**BRIEF:**
Copy each line of the material below that includes the string "multiplier".

┌──

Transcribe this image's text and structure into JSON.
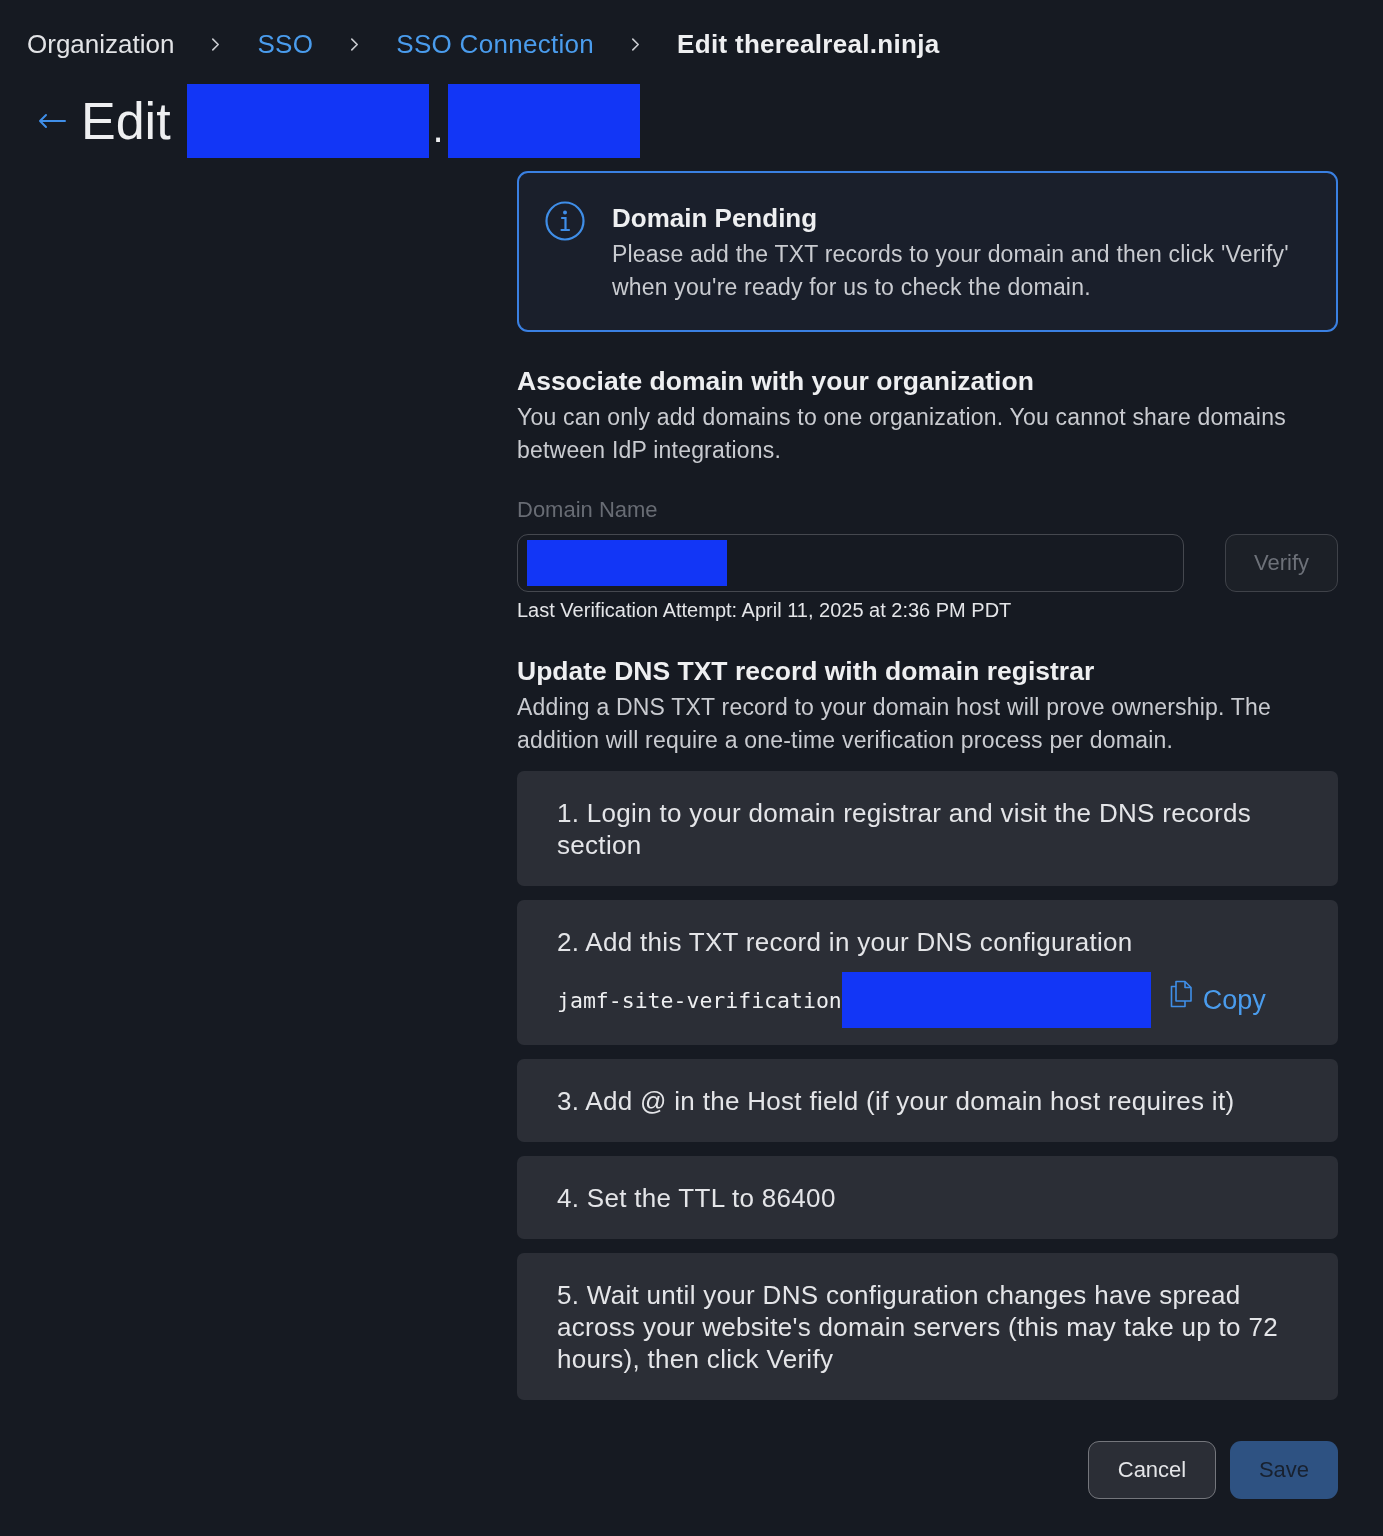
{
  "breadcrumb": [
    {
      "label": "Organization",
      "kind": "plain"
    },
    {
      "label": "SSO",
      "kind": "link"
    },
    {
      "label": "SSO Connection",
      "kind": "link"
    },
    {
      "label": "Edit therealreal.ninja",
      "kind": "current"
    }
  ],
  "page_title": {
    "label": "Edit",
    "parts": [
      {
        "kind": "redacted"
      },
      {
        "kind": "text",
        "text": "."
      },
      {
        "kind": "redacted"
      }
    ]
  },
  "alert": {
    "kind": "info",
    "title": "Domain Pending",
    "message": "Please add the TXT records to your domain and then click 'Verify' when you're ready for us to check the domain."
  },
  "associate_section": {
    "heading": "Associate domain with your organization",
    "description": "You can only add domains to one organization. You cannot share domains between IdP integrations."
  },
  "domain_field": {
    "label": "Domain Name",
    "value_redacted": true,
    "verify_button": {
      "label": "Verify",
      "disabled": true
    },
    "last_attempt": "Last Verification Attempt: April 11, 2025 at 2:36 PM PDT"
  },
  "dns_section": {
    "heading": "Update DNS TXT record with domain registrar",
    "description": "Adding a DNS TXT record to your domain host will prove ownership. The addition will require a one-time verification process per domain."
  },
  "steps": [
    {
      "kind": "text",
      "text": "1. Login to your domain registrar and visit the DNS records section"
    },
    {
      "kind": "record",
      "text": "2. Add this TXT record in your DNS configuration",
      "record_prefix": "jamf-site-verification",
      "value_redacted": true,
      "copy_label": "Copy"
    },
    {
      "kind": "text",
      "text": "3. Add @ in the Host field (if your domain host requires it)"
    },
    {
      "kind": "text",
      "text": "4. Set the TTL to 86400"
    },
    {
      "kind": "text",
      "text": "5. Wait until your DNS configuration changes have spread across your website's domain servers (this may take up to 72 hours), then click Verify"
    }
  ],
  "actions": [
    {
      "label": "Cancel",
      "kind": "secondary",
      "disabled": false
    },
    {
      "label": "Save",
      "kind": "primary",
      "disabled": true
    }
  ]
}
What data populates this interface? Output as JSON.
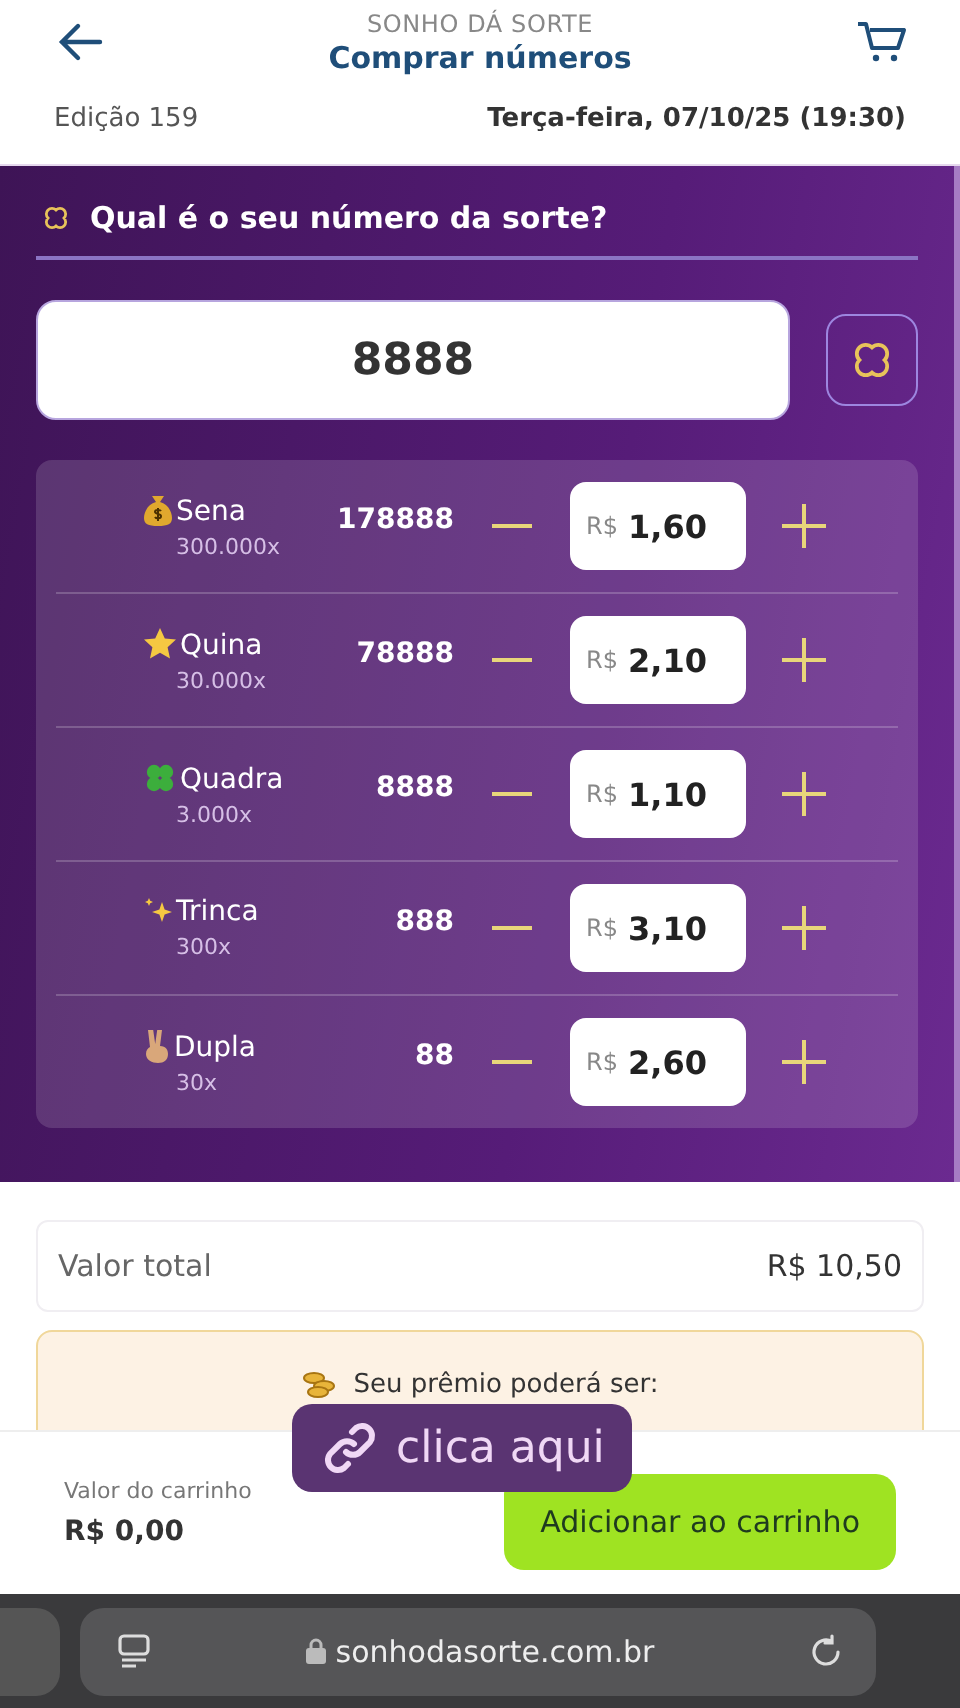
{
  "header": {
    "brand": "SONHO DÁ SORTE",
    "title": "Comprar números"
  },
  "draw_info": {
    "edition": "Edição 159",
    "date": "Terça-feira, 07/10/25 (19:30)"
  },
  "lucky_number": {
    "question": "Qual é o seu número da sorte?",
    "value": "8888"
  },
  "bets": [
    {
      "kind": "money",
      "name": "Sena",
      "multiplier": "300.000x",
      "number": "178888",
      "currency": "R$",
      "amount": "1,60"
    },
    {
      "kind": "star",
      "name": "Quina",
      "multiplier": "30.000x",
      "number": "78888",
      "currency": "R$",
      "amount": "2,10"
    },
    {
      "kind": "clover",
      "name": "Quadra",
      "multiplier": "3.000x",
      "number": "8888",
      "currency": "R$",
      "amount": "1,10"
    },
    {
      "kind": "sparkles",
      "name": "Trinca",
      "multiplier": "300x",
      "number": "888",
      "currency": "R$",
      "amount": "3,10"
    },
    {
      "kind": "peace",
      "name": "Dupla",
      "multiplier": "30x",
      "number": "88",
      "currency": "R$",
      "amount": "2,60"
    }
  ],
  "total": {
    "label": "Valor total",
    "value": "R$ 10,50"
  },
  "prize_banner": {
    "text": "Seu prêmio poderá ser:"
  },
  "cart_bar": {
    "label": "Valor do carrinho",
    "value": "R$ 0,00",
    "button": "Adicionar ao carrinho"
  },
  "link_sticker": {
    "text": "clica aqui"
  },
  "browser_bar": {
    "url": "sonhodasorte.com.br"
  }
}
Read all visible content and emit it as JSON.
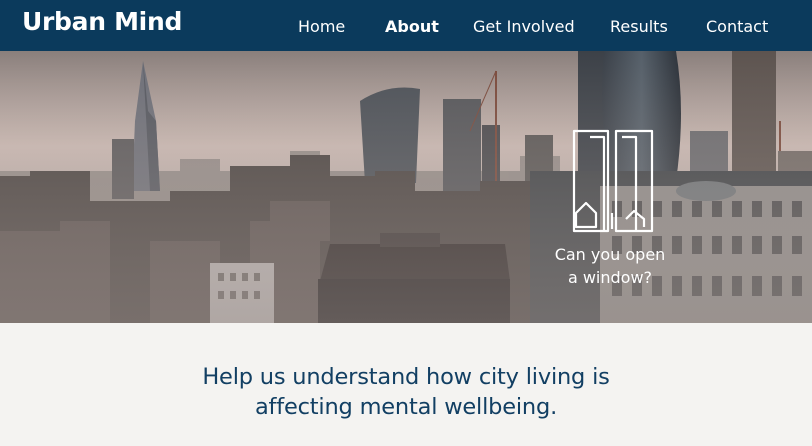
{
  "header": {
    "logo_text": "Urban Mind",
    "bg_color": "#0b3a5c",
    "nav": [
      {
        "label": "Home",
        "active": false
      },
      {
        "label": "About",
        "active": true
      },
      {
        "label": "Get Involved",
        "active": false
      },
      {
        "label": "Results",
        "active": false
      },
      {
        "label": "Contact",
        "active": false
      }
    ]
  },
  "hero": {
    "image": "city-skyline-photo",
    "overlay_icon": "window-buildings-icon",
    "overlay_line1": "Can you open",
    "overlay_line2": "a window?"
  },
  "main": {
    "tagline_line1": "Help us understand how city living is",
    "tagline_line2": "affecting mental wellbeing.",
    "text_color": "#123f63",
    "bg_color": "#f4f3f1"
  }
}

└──

**SOLUTION TO THIS PROBLEM:**
      "multiplier": "300.000x",
      "multiplier": "30.000x",
      "multiplier": "3.000x",
      "multiplier": "300x",
      "multiplier": "30x",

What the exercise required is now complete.